Task: For the word "date", count the lines of the records that hold it, and give only that number.

··········

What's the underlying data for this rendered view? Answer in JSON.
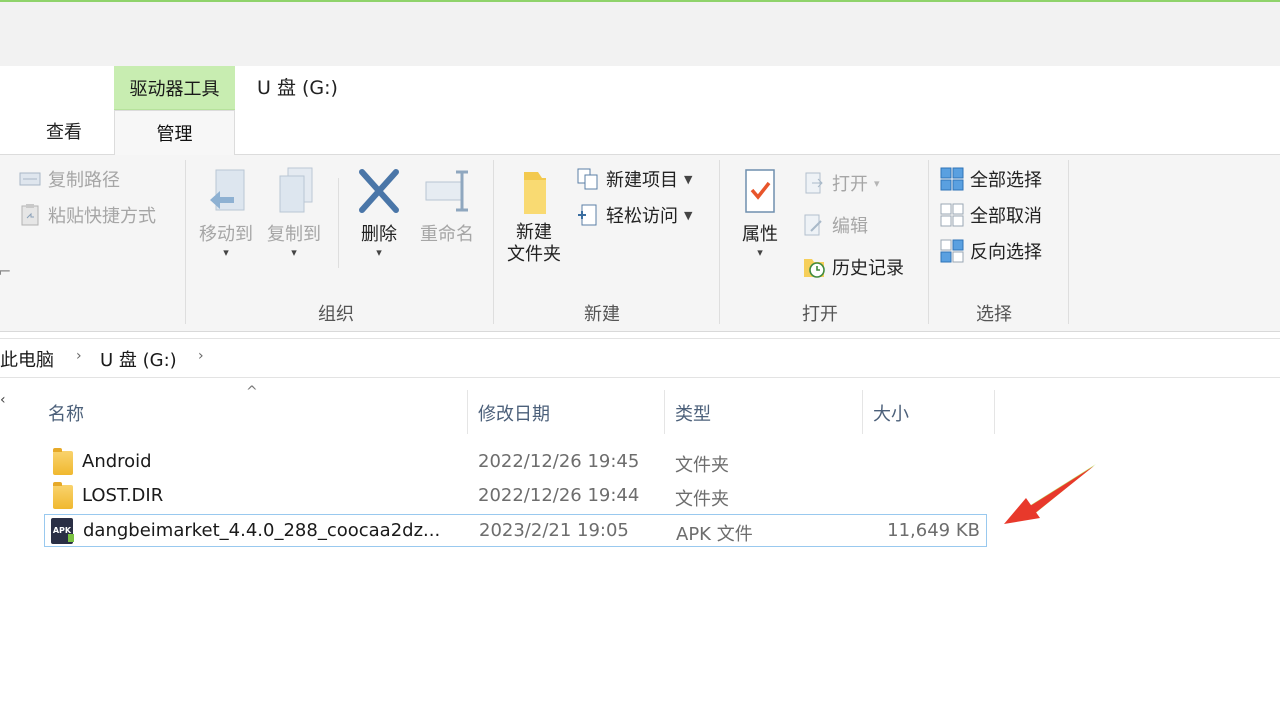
{
  "ribbon_tabs": {
    "context_group": "驱动器工具",
    "view": "查看",
    "manage": "管理"
  },
  "window": {
    "title": "U 盘 (G:)"
  },
  "clipboard": {
    "copy_path": "复制路径",
    "paste_shortcut": "粘贴快捷方式"
  },
  "organize": {
    "move_to": "移动到",
    "copy_to": "复制到",
    "delete": "删除",
    "rename": "重命名",
    "label": "组织"
  },
  "new": {
    "new_folder_line1": "新建",
    "new_folder_line2": "文件夹",
    "new_item": "新建项目",
    "easy_access": "轻松访问",
    "label": "新建"
  },
  "open": {
    "properties": "属性",
    "open": "打开",
    "edit": "编辑",
    "history": "历史记录",
    "label": "打开"
  },
  "select": {
    "select_all": "全部选择",
    "select_none": "全部取消",
    "invert": "反向选择",
    "label": "选择"
  },
  "breadcrumb": {
    "this_pc": "此电脑",
    "drive": "U 盘 (G:)"
  },
  "columns": {
    "name": "名称",
    "date": "修改日期",
    "type": "类型",
    "size": "大小"
  },
  "files": [
    {
      "name": "Android",
      "date": "2022/12/26 19:45",
      "type": "文件夹",
      "size": ""
    },
    {
      "name": "LOST.DIR",
      "date": "2022/12/26 19:44",
      "type": "文件夹",
      "size": ""
    },
    {
      "name": "dangbeimarket_4.4.0_288_coocaa2dz...",
      "date": "2023/2/21 19:05",
      "type": "APK 文件",
      "size": "11,649 KB",
      "icon_text": "APK"
    }
  ],
  "colors": {
    "context_tab": "#c8edb1",
    "accent_arrow": "#e8392b",
    "selection_border": "#99c9ef"
  }
}
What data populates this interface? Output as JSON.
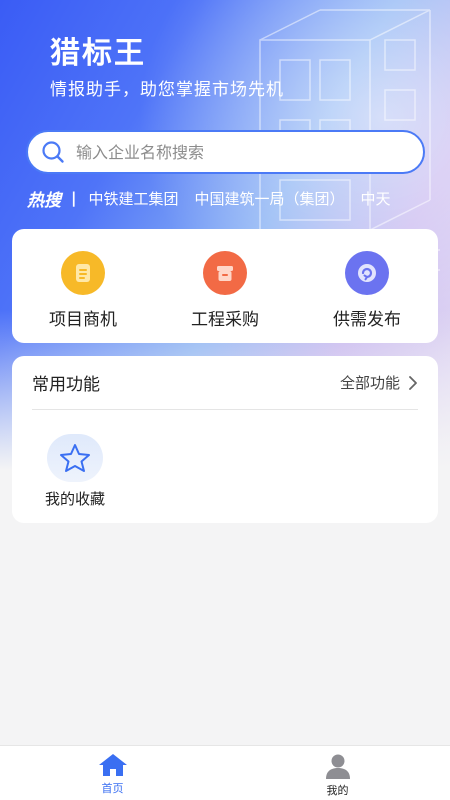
{
  "app": {
    "title": "猎标王",
    "subtitle": "情报助手，助您掌握市场先机"
  },
  "search": {
    "placeholder": "输入企业名称搜索"
  },
  "hot_search": {
    "label": "热搜",
    "items": [
      "中铁建工集团",
      "中国建筑一局（集团）",
      "中天"
    ]
  },
  "quick_actions": [
    {
      "label": "项目商机",
      "icon": "document-icon",
      "color": "#f7b928"
    },
    {
      "label": "工程采购",
      "icon": "box-icon",
      "color": "#f26a45"
    },
    {
      "label": "供需发布",
      "icon": "refresh-circle-icon",
      "color": "#6b73f0"
    }
  ],
  "common_functions": {
    "title": "常用功能",
    "all_label": "全部功能",
    "items": [
      {
        "label": "我的收藏",
        "icon": "star-icon"
      }
    ]
  },
  "tabbar": {
    "home_label": "首页",
    "mine_label": "我的",
    "active_color": "#3a6ff2"
  }
}
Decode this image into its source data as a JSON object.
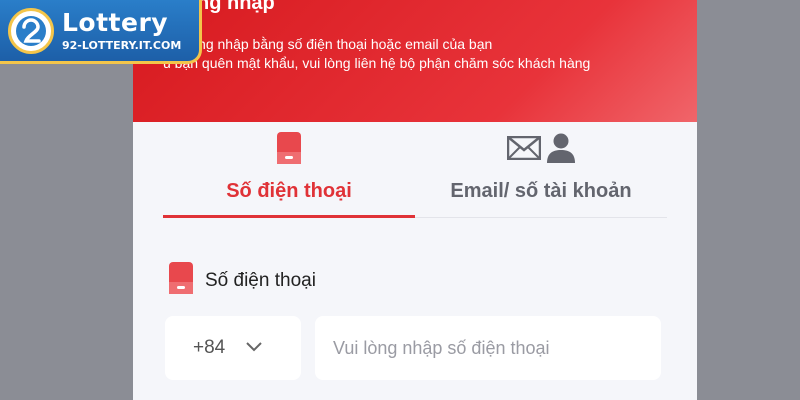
{
  "logo": {
    "title": "Lottery",
    "url": "92-LOTTERY.IT.COM"
  },
  "hero": {
    "title": "ng nhập",
    "subtitle_line1": "ng đăng nhập bằng số điện thoại hoặc email của bạn",
    "subtitle_line2": "u bạn quên mật khẩu, vui lòng liên hệ bộ phận chăm sóc khách hàng"
  },
  "tabs": [
    {
      "label": "Số điện thoại",
      "icon": "phone-icon",
      "active": true
    },
    {
      "label": "Email/ số tài khoản",
      "icon": "mail-user-icon",
      "active": false
    }
  ],
  "form": {
    "field_label": "Số điện thoại",
    "country_code": "+84",
    "phone_placeholder": "Vui lòng nhập số điện thoại"
  },
  "colors": {
    "accent": "#e03237",
    "hero_red": "#d71a1f",
    "background": "#8b8d95",
    "inactive_text": "#63656e",
    "logo_blue": "#1d5fa8",
    "logo_gold": "#f3c54a"
  }
}
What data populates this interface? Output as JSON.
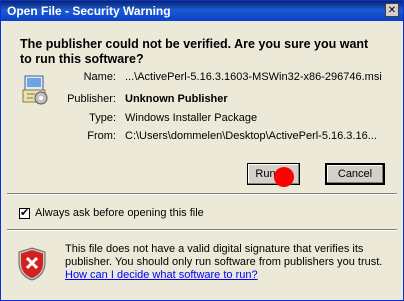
{
  "window": {
    "title": "Open File - Security Warning"
  },
  "headline": "The publisher could not be verified.  Are you sure you want to run this software?",
  "details": [
    {
      "label": "Name:",
      "value": "...\\ActivePerl-5.16.3.1603-MSWin32-x86-296746.msi",
      "bold": false
    },
    {
      "label": "Publisher:",
      "value": "Unknown Publisher",
      "bold": true
    },
    {
      "label": "Type:",
      "value": "Windows Installer Package",
      "bold": false
    },
    {
      "label": "From:",
      "value": "C:\\Users\\dommelen\\Desktop\\ActivePerl-5.16.3.16...",
      "bold": false
    }
  ],
  "buttons": {
    "run_label": "Run",
    "cancel_label": "Cancel"
  },
  "checkbox": {
    "label": "Always ask before opening this file",
    "checked": true
  },
  "warning": {
    "text": "This file does not have a valid digital signature that verifies its publisher.  You should only run software from publishers you trust.",
    "link_text": "How can I decide what software to run?"
  },
  "colors": {
    "title_bar": "#0a246a",
    "dialog_bg": "#ece9d8",
    "link": "#0000ff",
    "marker": "#ff0000"
  },
  "icons": {
    "installer": "installer-package-icon",
    "shield": "shield-error-icon",
    "close": "close-icon"
  }
}
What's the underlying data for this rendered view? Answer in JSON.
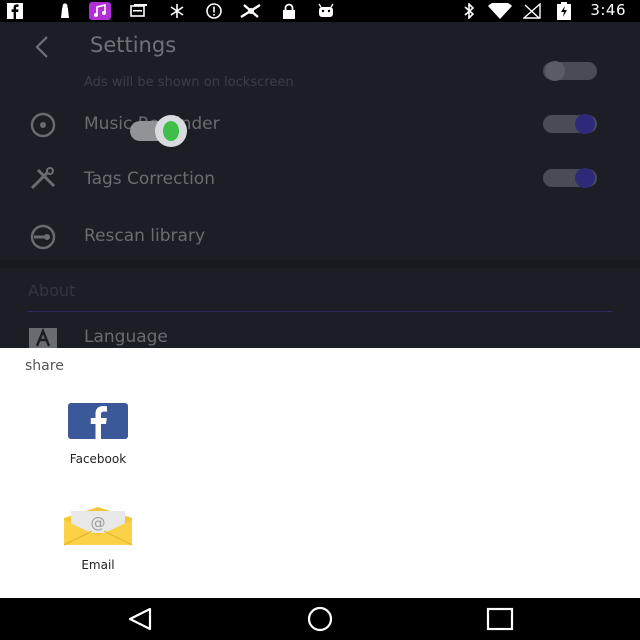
{
  "status_bar": {
    "time": "3:46",
    "left_icons": [
      "facebook-icon",
      "android-icon",
      "music-app-icon",
      "cards-icon",
      "sync-icon",
      "alert-icon",
      "fan-icon",
      "lock-icon",
      "android-robot-icon"
    ],
    "right_icons": [
      "bluetooth-icon",
      "wifi-icon",
      "signal-off-icon",
      "battery-charging-icon"
    ]
  },
  "settings": {
    "title": "Settings",
    "ads_subtitle": "Ads will be shown on lockscreen",
    "rows": [
      {
        "label": "Music Reminder",
        "icon": "music-disc-icon",
        "toggle": "on"
      },
      {
        "label": "Tags Correction",
        "icon": "tools-icon",
        "toggle": "on"
      },
      {
        "label": "Rescan library",
        "icon": "rescan-icon"
      }
    ],
    "about_header": "About",
    "language_label": "Language",
    "colors": {
      "background": "#1c1e26",
      "accent": "#2d2a7a"
    }
  },
  "share": {
    "title": "share",
    "items": [
      {
        "label": "Facebook",
        "icon": "facebook-app-icon",
        "color": "#3b5998"
      },
      {
        "label": "Email",
        "icon": "email-app-icon",
        "color": "#f6c633"
      }
    ]
  },
  "nav_bar": {
    "buttons": [
      "back-triangle-icon",
      "home-circle-icon",
      "recents-square-icon"
    ]
  }
}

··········

Exercise solution: 4